Exercise aim — Once the pictures have been excluded, set down each remaining entry word for word.

Source information —
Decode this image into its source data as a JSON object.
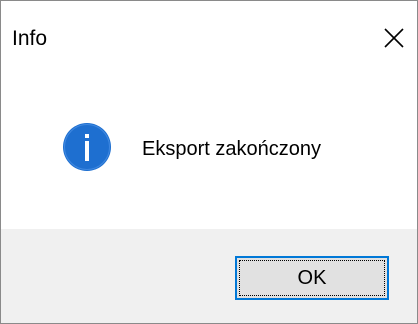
{
  "window": {
    "title": "Info",
    "close_icon": "close-icon"
  },
  "message": {
    "icon": "info-icon",
    "text": "Eksport zakończony"
  },
  "buttons": {
    "ok_label": "OK"
  },
  "colors": {
    "info_icon": "#1e6fd0",
    "footer_background": "#f0f0f0",
    "button_border": "#0078d7",
    "button_background": "#e1e1e1"
  }
}
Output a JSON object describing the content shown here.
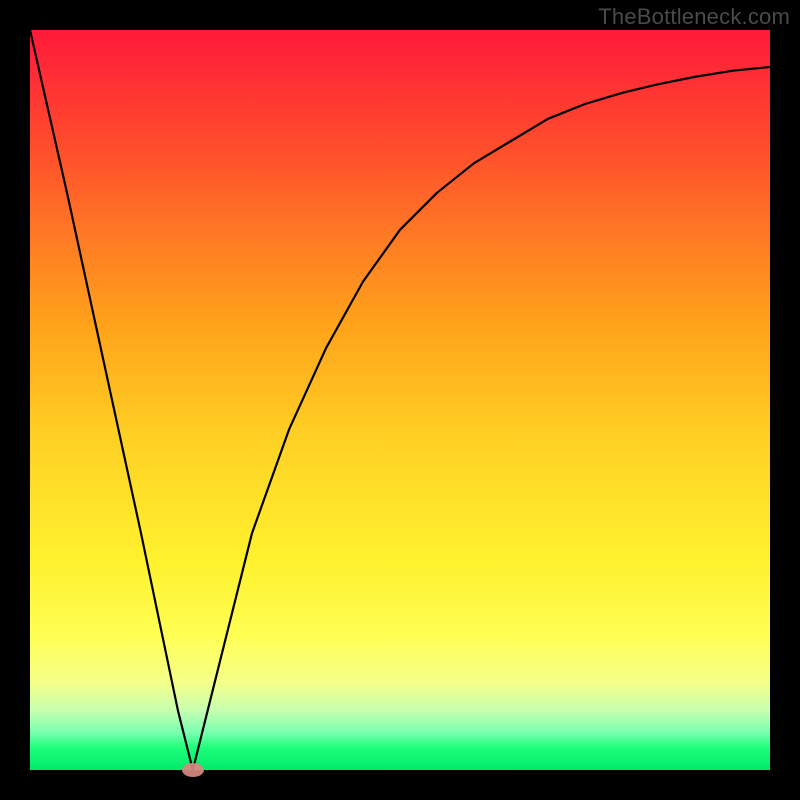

Response below —
Decode this image into its source data as a JSON object.
{
  "window": {
    "title": "Info",
    "close_icon": "close-icon"
  },
  "message": {
    "icon": "info-icon",
    "text": "Eksport zakończony"
  },
  "buttons": {
    "ok_label": "OK"
  },
  "colors": {
    "info_icon": "#1e6fd0",
    "footer_background": "#f0f0f0",
    "button_border": "#0078d7",
    "button_background": "#e1e1e1"
  }
}
Output a JSON object describing the content shown here.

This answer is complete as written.